Unison is a file syncing/backup utility, similar to SyncBack on Windows, available in most repros.
- The graphical interface requires the installation of unison, and unison-gtk.. Unison may be installed w/o the graphical component, but all operations must be initiated from a system running the GUI.
- Network backups require RSH or SSH to be installed on both machines
- The standard wisdom seems to be the rsync does not do a true 2 way sync, i.e., to sync to the newest file version going both ways you would have to do
rsync ~/LocalFolder you@server:/home/you/RemoteFolderthen turn around and do
rsync you@server:/home/you/RemoteFolder ~/LocalFolder. Add that to the fact that like cp, or scp, rsync requires separate commands for files with extensions, files without, and hidden files, creating a bash script for syncing files is more complex than creating a Unison profile.
- Step One: If, like me you are syncing only Documents, make your subfolder structure the same on both machines, ergo, if one PC has
/home/you/Documents/recipeand second PC has
/home/you/Documents/Recipes, edit your folder structure to be the same on both PCs to avoid duplicate files and folders
- Launch Unison and create a backup profile First use, create a profile
- Name of profile
- Synchronization kind (Local, SSH, RSH, TCP)
- "First" Directory (you can browse your mounted volumes)
- "Second" Directory, if you chose Local
- Host Machine Name (or IP Address)
- User Name (If you haven't registered SSH keys, you will be prompted for a password on every synchronization.
- Check whether you want to use compression, (on fast networks or slow processors, compression may create more overhead than it's worth).
- Target directory (If it's on a remote server, you will need to type the full path, there is no browsing to the folder.)
- Tell Unison if either folder uses FAT (say an un-reformatted USB stick)
- If you are backing up to another system, Unison needs to be installed on both.
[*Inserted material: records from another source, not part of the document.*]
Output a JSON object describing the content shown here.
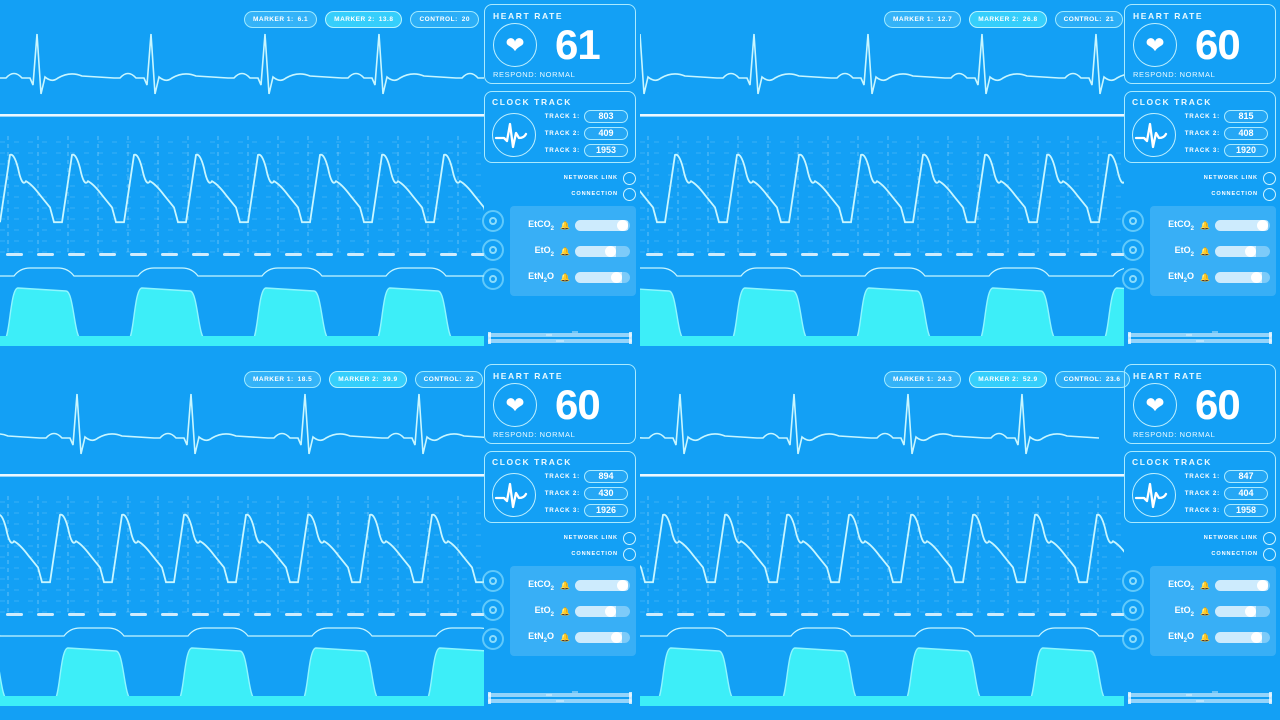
{
  "theme": {
    "background": "#13a0f5",
    "trace": "#c8f6ff",
    "accent_cyan": "#3deef8",
    "panel_border": "#a9eaff",
    "text": "#ffffff"
  },
  "labels": {
    "heart_rate_title": "HEART RATE",
    "respond": "RESPOND: NORMAL",
    "clock_track_title": "CLOCK TRACK",
    "track1": "TRACK 1:",
    "track2": "TRACK 2:",
    "track3": "TRACK 3:",
    "network_link": "NETWORK LINK",
    "connection": "CONNECTION",
    "marker1": "MARKER 1:",
    "marker2": "MARKER 2:",
    "control": "CONTROL:",
    "gas1": "EtCO",
    "gas1_sub": "2",
    "gas2": "EtO",
    "gas2_sub": "2",
    "gas3": "EtN",
    "gas3_sub": "2",
    "gas3_tail": "O",
    "heart_icon": "heart-icon",
    "bell_icon": "bell-icon",
    "ecg_icon": "ecg-waveform-icon"
  },
  "panels": [
    {
      "id": "top-left",
      "marker1": "6.1",
      "marker2": "13.8",
      "control": "20",
      "heart_rate": "61",
      "track1": "803",
      "track2": "409",
      "track3": "1953",
      "sliders": [
        96,
        74,
        86
      ]
    },
    {
      "id": "top-right",
      "marker1": "12.7",
      "marker2": "26.8",
      "control": "21",
      "heart_rate": "60",
      "track1": "815",
      "track2": "408",
      "track3": "1920",
      "sliders": [
        96,
        74,
        86
      ]
    },
    {
      "id": "bottom-left",
      "marker1": "18.5",
      "marker2": "39.9",
      "control": "22",
      "heart_rate": "60",
      "track1": "894",
      "track2": "430",
      "track3": "1926",
      "sliders": [
        96,
        74,
        86
      ]
    },
    {
      "id": "bottom-right",
      "marker1": "24.3",
      "marker2": "52.9",
      "control": "23.6",
      "heart_rate": "60",
      "track1": "847",
      "track2": "404",
      "track3": "1958",
      "sliders": [
        96,
        74,
        86
      ]
    }
  ]
}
If you are backing up to a server with no GUI desktop manager, you can install just the unison package without unison-gtk, but all the syncs will have to be initiated from the machine with a GUI. (Of course, if you back up to a remote volume that is mounted locally, it should be completely transparent to Unison). If you choose to sync via ssh (recommended), you will need ssh and ssh-server installed appropriately on each machine.
- Name of profile
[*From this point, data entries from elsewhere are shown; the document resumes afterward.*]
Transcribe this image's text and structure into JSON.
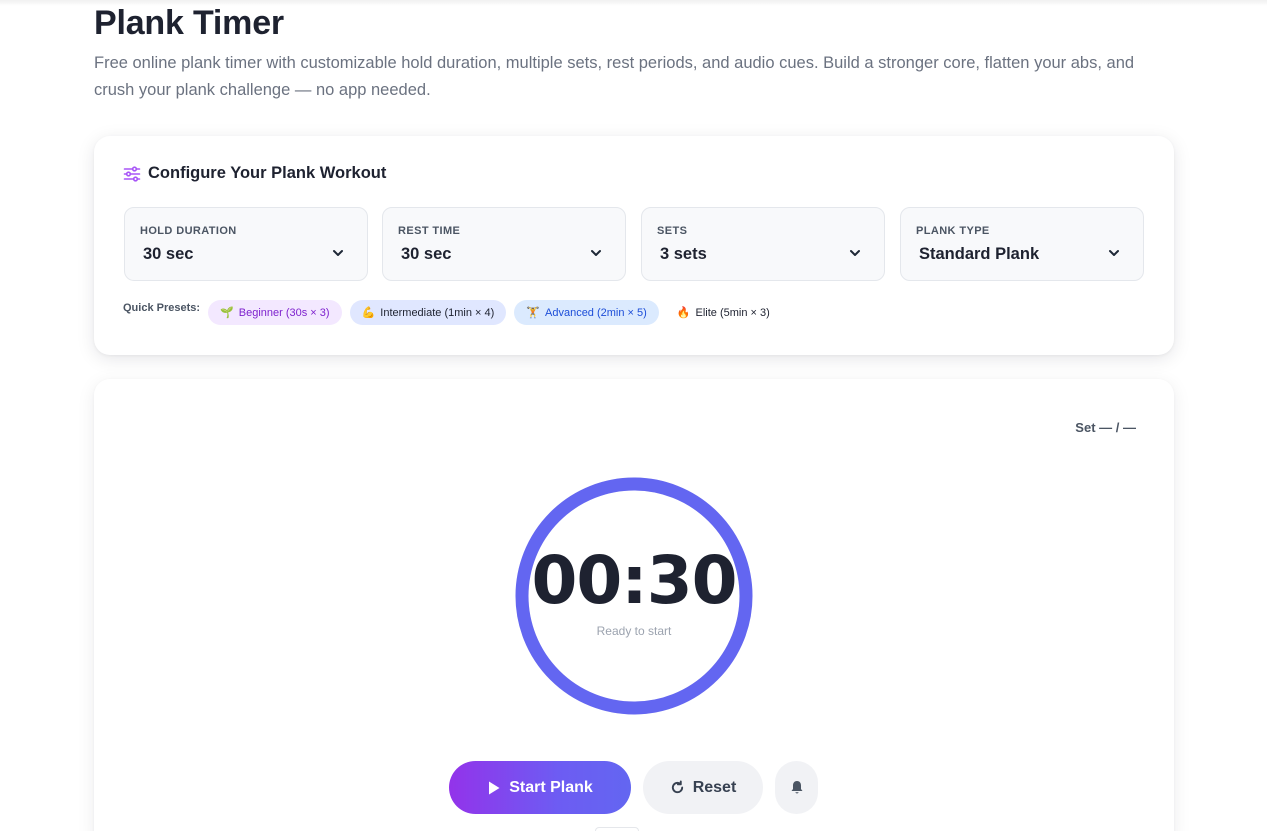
{
  "header": {
    "title": "Plank Timer",
    "description": "Free online plank timer with customizable hold duration, multiple sets, rest periods, and audio cues. Build a stronger core, flatten your abs, and crush your plank challenge — no app needed."
  },
  "config": {
    "title": "Configure Your Plank Workout",
    "icon": "sliders-icon",
    "selects": [
      {
        "label": "HOLD DURATION",
        "value": "30 sec"
      },
      {
        "label": "REST TIME",
        "value": "30 sec"
      },
      {
        "label": "SETS",
        "value": "3 sets"
      },
      {
        "label": "PLANK TYPE",
        "value": "Standard Plank"
      }
    ],
    "presets_label": "Quick Presets:",
    "presets": [
      {
        "emoji": "🌱",
        "label": "Beginner (30s × 3)"
      },
      {
        "emoji": "💪",
        "label": "Intermediate (1min × 4)"
      },
      {
        "emoji": "🏋",
        "label": "Advanced (2min × 5)"
      },
      {
        "emoji": "🔥",
        "label": "Elite (5min × 3)"
      }
    ]
  },
  "timer": {
    "set_label": "Set",
    "set_value": "— / —",
    "display": "00:30",
    "status": "Ready to start",
    "ring_progress": 1.0,
    "ring_color": "#6366f1"
  },
  "controls": {
    "start_label": "Start Plank",
    "reset_label": "Reset",
    "sound_icon": "bell-icon"
  },
  "colors": {
    "accent": "#6366f1",
    "accent_purple": "#9333ea"
  }
}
- Select and run your profile.
- The first time, expect to get a warning that no archive files (index files that speed up the synchronization scan) were found. They will be created on the first sync.
- Unison will look for differences between the files in the two selected directories. The differences will be displayed graphically, with arrows pointing left or right, indicating which directory contains the most current version of the file (by modification date). You can choose to merge files either left or right (a conventional backup), do a merge (i.e., Unison itself decides how to combine data from files with the same name (obviously, that could be messy), or to do a sync (ergo, the most current version of a file overwrites older version, regardless of location). Click "Go" to do a true sync.